These days I have been experimenting with my LimeSDR board. This is an SDR board based on the LMS7002M transceiver chip. The drivers for the LimeSDR are called LimeSuite. This bundle contains a SoapySDR driver called
SoapyLMS7, which makes the LimeSDR accessible through SoapySDR and also in GNU Radio through gr-osmosdr; some lower level drivers for the LMS7002M chip; and a GUI called
LimeSuiteGUI that allows one to play with all the settings and parameters of the LMS7002M by hand.
In my tests I have come across a couple of driver-related bugs which I find quite annoying. This is not surprising, as the LMS7002M is a very complex piece of hardware and the LimeSDR drivers must control a huge number of settings and parameters and provide different interfaces to access the SDR hardware. I have reported them in the GitHub issues page of LimeSuite, but there are many other bugs open and LimeSuite is still seeing heavy development, so it doesn’t look likely that they will be fixed very soon.
To overcome this bugs, I have done some workarounds. Rather than trying to find the root cause of the problem, these disable the part of the software that is not working as it should. These workarounds are in the dirtyfixes branch of my LimeSuite fork.
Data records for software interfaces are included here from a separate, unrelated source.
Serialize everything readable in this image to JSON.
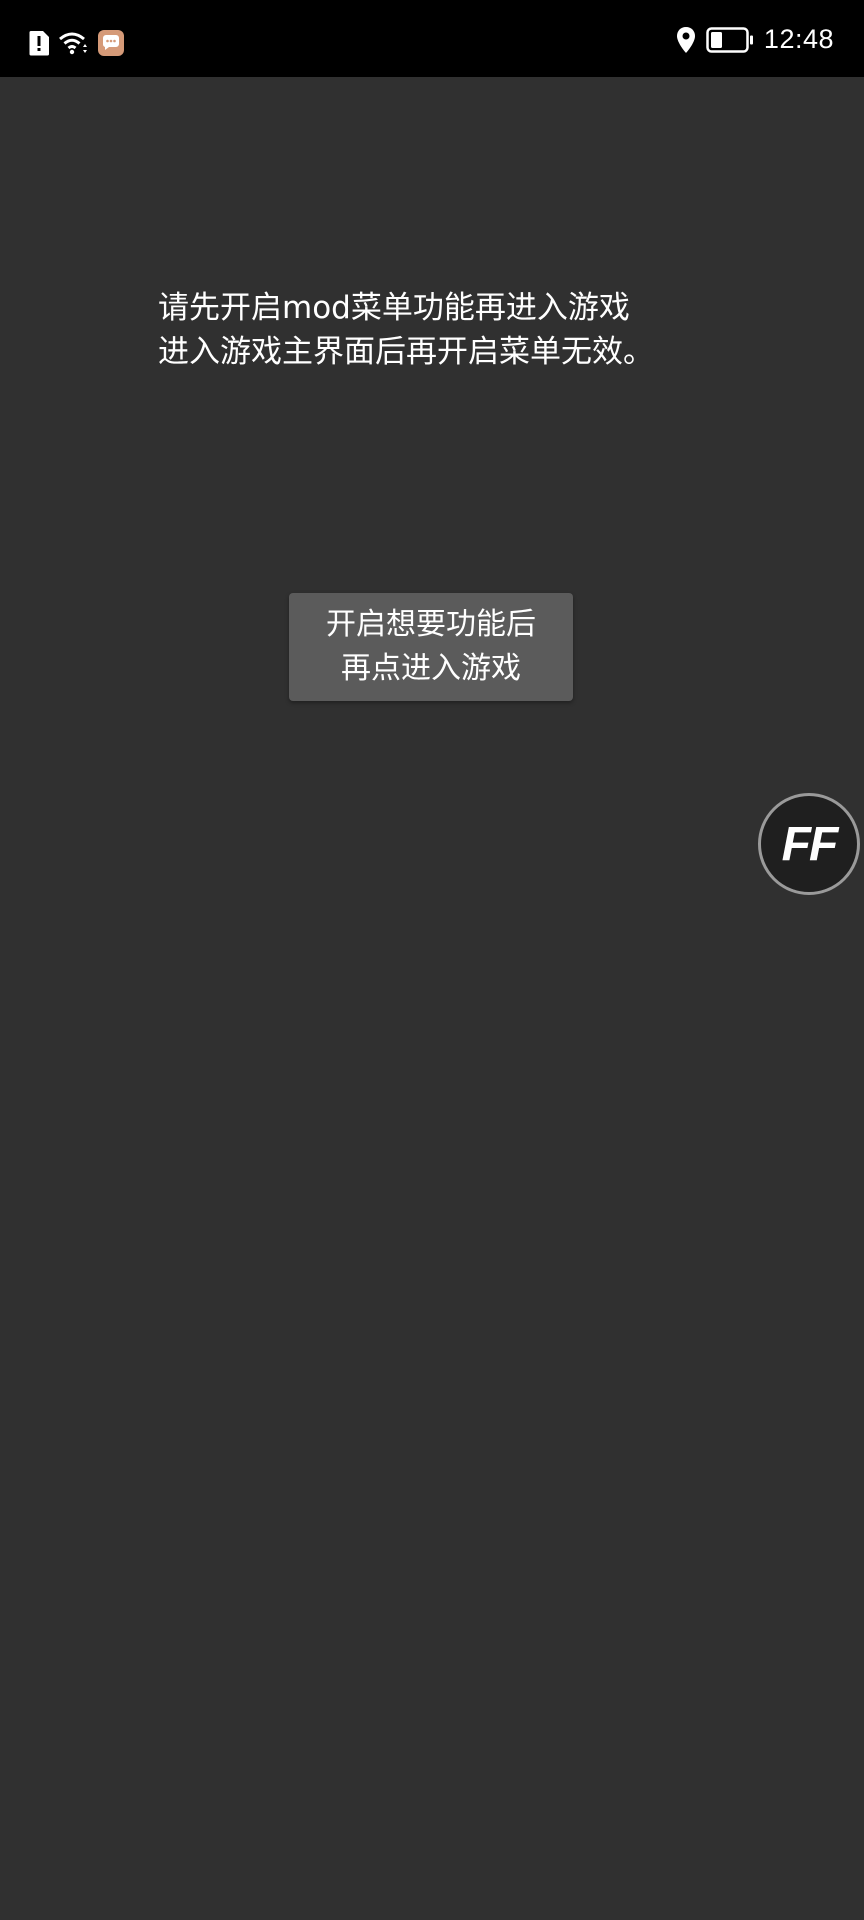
{
  "status_bar": {
    "time": "12:48",
    "icons": {
      "alert": "sim-alert-icon",
      "wifi": "wifi-icon",
      "message": "message-app-icon",
      "location": "location-icon",
      "battery": "battery-icon"
    },
    "battery_level": 0.3,
    "colors": {
      "background": "#000000",
      "foreground": "#ffffff",
      "message_badge": "#d59a78"
    }
  },
  "main": {
    "notice_lines": [
      "请先开启mod菜单功能再进入游戏",
      "进入游戏主界面后再开启菜单无效。"
    ],
    "enter_button": {
      "lines": [
        "开启想要功能后",
        "再点进入游戏"
      ]
    },
    "floating_button": {
      "label": "FF"
    },
    "colors": {
      "background": "#303030",
      "button": "#5b5b5b",
      "text": "#ffffff"
    }
  }
}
The first bug I found was related to the baseband filter. This filter has a selectable bandwidth. Some bandwidths didn’t work properly, because the passband was far from flat or the cut-off frequency was way off. Moreover, just changing the bandwidth slightly sometimes produced a very different filter shape. I have been tweeting some pictures showing this effect (see also my replies to this tweet). I’ve found that the reason for this is that the parameters to tune the filter are usually cached by the drivers in order to save computations, but this cache system doesn’t work properly. My workaround is to disable the cache and always compute the filter parameters.
The second bug is related to DC spur hardware removal. We are used to the fact that many IQ SDR hardware have a (sometimes huge) DC spur in the centre of the passband, due to several hardware imperfections. This is also the case for the LimeSDR, but the LMS7002M has a hardware system (called RX DC correction) which is quite effective at removing the DC spur. I noted that DC spur removal was much better in LimeSuiteGUI than in GNU Radio or SoapySDR based applications. You can see the difference here. At first, I thought that this was an issue with the IQ calibration. However, it turns out that the RX DC correction was always being disabled by the SoapyLMS7 driver, even though it was supposed to be enabled by default. The reason for this is that a lower-level function from the LMS7002M seems to lie and says that the RX DC correction is disabled, even though it is not. I have bypassed this lower-level function in my workaround. You can see the effects of RX DC correction here.
Update: The second bug has just been fixed. It seems that the
DC_BY_RXTSP bit that controls the RX DC correction was being overwritten somewhere else in the TX setup code because of a typo. I have reverted the workaround in my “dirtyfixes” branch and merged the proper fix. This branch still contains the workaround for the lowpass filter calibration.